  12. laughingwolf
    Comment
    12
    · May 20th, 2008 at 7:27 am · Link

    she ordered it from amazon uk

    you can leave her a note on her site, just click on ‘milady’ in my pals + list… yes, she writes, too :)

    you may have to go back a page or two to find your plug on my blog….



  13. Anna J. Evans
    Comment
    13
    · May 20th, 2008 at 7:48 am · Link

    Congrats on the great review!

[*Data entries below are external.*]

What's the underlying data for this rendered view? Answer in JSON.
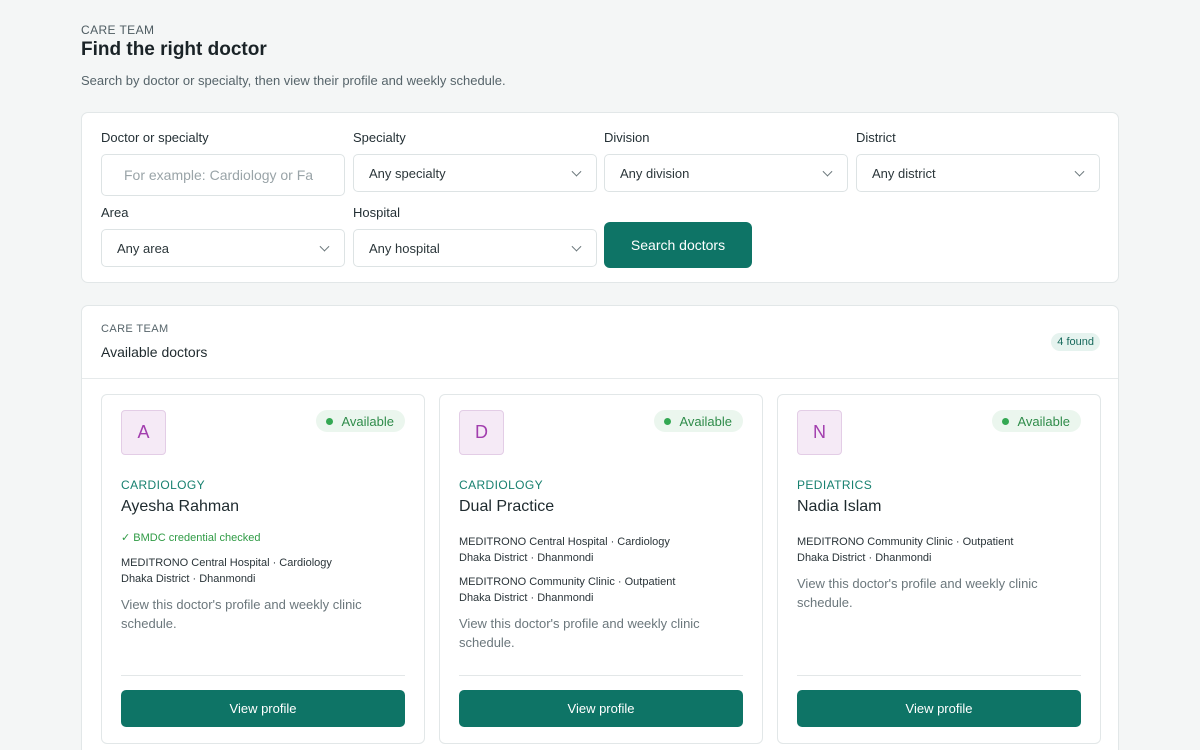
{
  "header": {
    "eyebrow": "CARE TEAM",
    "title": "Find the right doctor",
    "subtitle": "Search by doctor or specialty, then view their profile and weekly schedule."
  },
  "search": {
    "query_label": "Doctor or specialty",
    "query_placeholder": "For example: Cardiology or Fa",
    "specialty_label": "Specialty",
    "specialty_value": "Any specialty",
    "division_label": "Division",
    "division_value": "Any division",
    "district_label": "District",
    "district_value": "Any district",
    "area_label": "Area",
    "area_value": "Any area",
    "hospital_label": "Hospital",
    "hospital_value": "Any hospital",
    "submit_label": "Search doctors"
  },
  "results": {
    "eyebrow": "CARE TEAM",
    "title": "Available doctors",
    "count": "4 found",
    "doctors": [
      {
        "initial": "A",
        "status": "Available",
        "specialty": "CARDIOLOGY",
        "name": "Ayesha Rahman",
        "credential": "✓ BMDC credential checked",
        "locations": [
          {
            "line1": "MEDITRONO Central Hospital · Cardiology",
            "line2": "Dhaka District · Dhanmondi"
          }
        ],
        "description": "View this doctor's profile and weekly clinic schedule.",
        "button": "View profile"
      },
      {
        "initial": "D",
        "status": "Available",
        "specialty": "CARDIOLOGY",
        "name": "Dual Practice",
        "locations": [
          {
            "line1": "MEDITRONO Central Hospital · Cardiology",
            "line2": "Dhaka District · Dhanmondi"
          },
          {
            "line1": "MEDITRONO Community Clinic · Outpatient",
            "line2": "Dhaka District · Dhanmondi"
          }
        ],
        "description": "View this doctor's profile and weekly clinic schedule.",
        "button": "View profile"
      },
      {
        "initial": "N",
        "status": "Available",
        "specialty": "PEDIATRICS",
        "name": "Nadia Islam",
        "locations": [
          {
            "line1": "MEDITRONO Community Clinic · Outpatient",
            "line2": "Dhaka District · Dhanmondi"
          }
        ],
        "description": "View this doctor's profile and weekly clinic schedule.",
        "button": "View profile"
      }
    ]
  },
  "colors": {
    "primary": "#0e7466",
    "accent_specialty": "#17806f",
    "available_green": "#34a853",
    "avatar_purple": "#a23eae"
  },
  "icons": {
    "select_arrow": "chevron-down-icon",
    "status_indicator": "status-dot-icon",
    "credential_mark": "check-icon"
  }
}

    And to throw in my two cents, the reason I found DT to be one of the most intensely erotic books I’ve ever helped write were the stakes. From the beginning, all three characters had these HUGE stakes and that made everything they did more intense. From the action scenes to the investigation to the sexy time. Because the tension was kept high throughout the story, it felt like there had already been “reader foreplay” before you even got to the sex scenes…if that makes any sense.

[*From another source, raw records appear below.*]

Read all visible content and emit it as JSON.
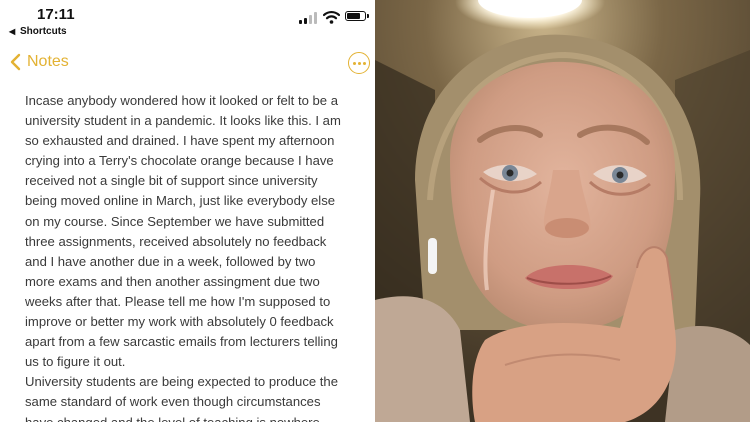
{
  "status_bar": {
    "time": "17:11",
    "back_app": "Shortcuts",
    "back_app_icon": "back-triangle-icon",
    "signal_bars": 2,
    "battery_level": 0.85,
    "icons": [
      "cellular-signal-icon",
      "wifi-icon",
      "battery-icon"
    ]
  },
  "nav": {
    "back_label": "Notes",
    "back_icon": "chevron-left-icon",
    "more_icon": "ellipsis-circle-icon",
    "accent_color": "#e3b233"
  },
  "note": {
    "lines": [
      "Incase anybody wondered how it looked or felt to be a",
      "university student in a pandemic. It looks like this. I am",
      "so exhausted and drained. I have spent my afternoon",
      "crying into a Terry's chocolate orange because I have",
      "received not a single bit of support since university",
      "being moved online in March, just like everybody else",
      "on my course. Since September we have submitted",
      "three assignments, received absolutely no feedback",
      "and I have another due in a week, followed by two",
      "more exams and then another assingment due two",
      "weeks after that. Please tell me how I'm supposed to",
      "improve or better my work with absolutely 0 feedback",
      "apart from a few sarcastic emails from lecturers telling",
      "us to figure it out.",
      "University students are being expected to produce the",
      "same standard of work even though circumstances",
      "have changed and the level of teaching is nowhere"
    ],
    "text_color": "#3a3a3a"
  },
  "photo": {
    "subject": "crying-student-photo",
    "background_color": "#5a4a34",
    "skin_color": "#d6a58c"
  }
}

    That said, I like angry sex too. One of my favorite scenes in my first historical urban fantasy for Tor was an angry, wrestling throw you on the bed and bite you scene.

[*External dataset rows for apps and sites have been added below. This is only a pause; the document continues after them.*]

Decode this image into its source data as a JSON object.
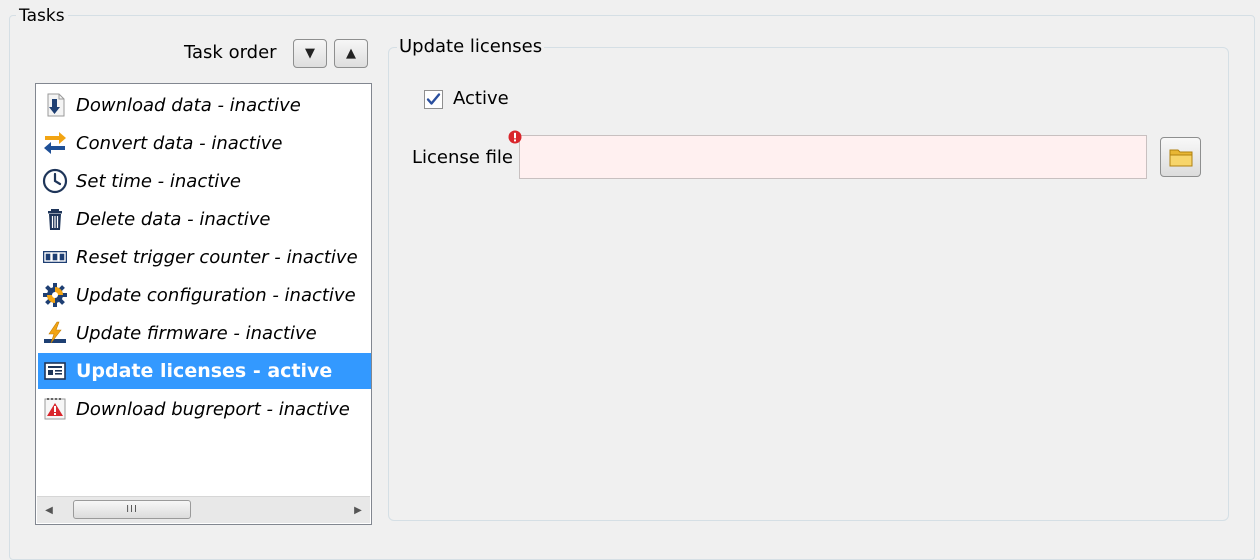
{
  "tasks_group": {
    "title": "Tasks"
  },
  "task_order": {
    "label": "Task order",
    "down_glyph": "▼",
    "up_glyph": "▲"
  },
  "task_list": {
    "items": [
      {
        "label": "Download data - inactive",
        "icon": "download-icon",
        "selected": false
      },
      {
        "label": "Convert data - inactive",
        "icon": "convert-arrows-icon",
        "selected": false
      },
      {
        "label": "Set time - inactive",
        "icon": "clock-icon",
        "selected": false
      },
      {
        "label": "Delete data - inactive",
        "icon": "trash-icon",
        "selected": false
      },
      {
        "label": "Reset trigger counter - inactive",
        "icon": "counter-icon",
        "selected": false
      },
      {
        "label": "Update configuration - inactive",
        "icon": "gear-icon",
        "selected": false
      },
      {
        "label": "Update firmware - inactive",
        "icon": "firmware-lightning-icon",
        "selected": false
      },
      {
        "label": "Update licenses - active",
        "icon": "license-icon",
        "selected": true
      },
      {
        "label": "Download bugreport - inactive",
        "icon": "bugreport-icon",
        "selected": false
      }
    ],
    "scrollbar": {
      "left_glyph": "◀",
      "right_glyph": "▶",
      "thumb_grip": "III"
    }
  },
  "detail": {
    "title": "Update licenses",
    "active_checkbox": {
      "label": "Active",
      "checked": true
    },
    "license_file": {
      "label": "License file",
      "value": "",
      "placeholder": ""
    }
  },
  "colors": {
    "selection": "#3399ff",
    "error_field_bg": "#fff0f0",
    "error_badge": "#d9262c"
  }
}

    Um…yeah, so that’s all I have to say about that. Miss you my twisted writing partner! Hope we have time to create more naughtiness together very soon.

    Anna J. Evans



  14. Charles Gramlich
    Comment
    14
    · May 20th, 2008 at 12:00 pm · Link

    Congrats on that really good review. Very nice when they want to rate it higher than a 5.

    As for erotica, I am so unable to judge how erotica and romance might fit together. I’ll have to defer to those who know more about it than I do



  15. Demon Hunter
    Comment
    15
    · May 20th, 2008 at 1:53 pm · Link

    I don’t think it’s about the genre, but more of the way it’s executed into the story. If it’s done well, then include whatever will move your story along. :*)



  16. December/Stacia
    Comment
    16
    · May 20th, 2008 at 2:38 pm · Link

    And that’s a big point too, Bernita. This is how Bertrice Small gets to write 14-year-old heroines; because she can claim historical accuracy (although they don’t even generally allow that anymore. I made Black Dragon’s Isabelle nineteen [if memory serves, she was around there] because I wasn’t comfortable writing sex scenes involving a woman younger than that, but it wouldn’t have surprised me if I’d been asked to rewrite to make her older.)

    Thanks Laughingwolf, maybe I’ll do that! Yeah, the books went out late, I know a lot of people got those emails from Amazon. :-(

    Me too, Anna! I have to tell you the idea I had. I think it’s funny.

    Yeah, Charles, that made me really happy! And yes, defer to me. I like it.

    And that’s what I think too, DH. You can include just about anything if you handle it right.



Leave a Reply










XHTML: You can use these tags: <a href="" title=""> <abbr title=""> <acronym title=""> <b> <blockquote cite=""> <cite> <code> <del datetime=""> <em> <i> <q cite=""> <s> <strike> <strong>

Subscribe without commenting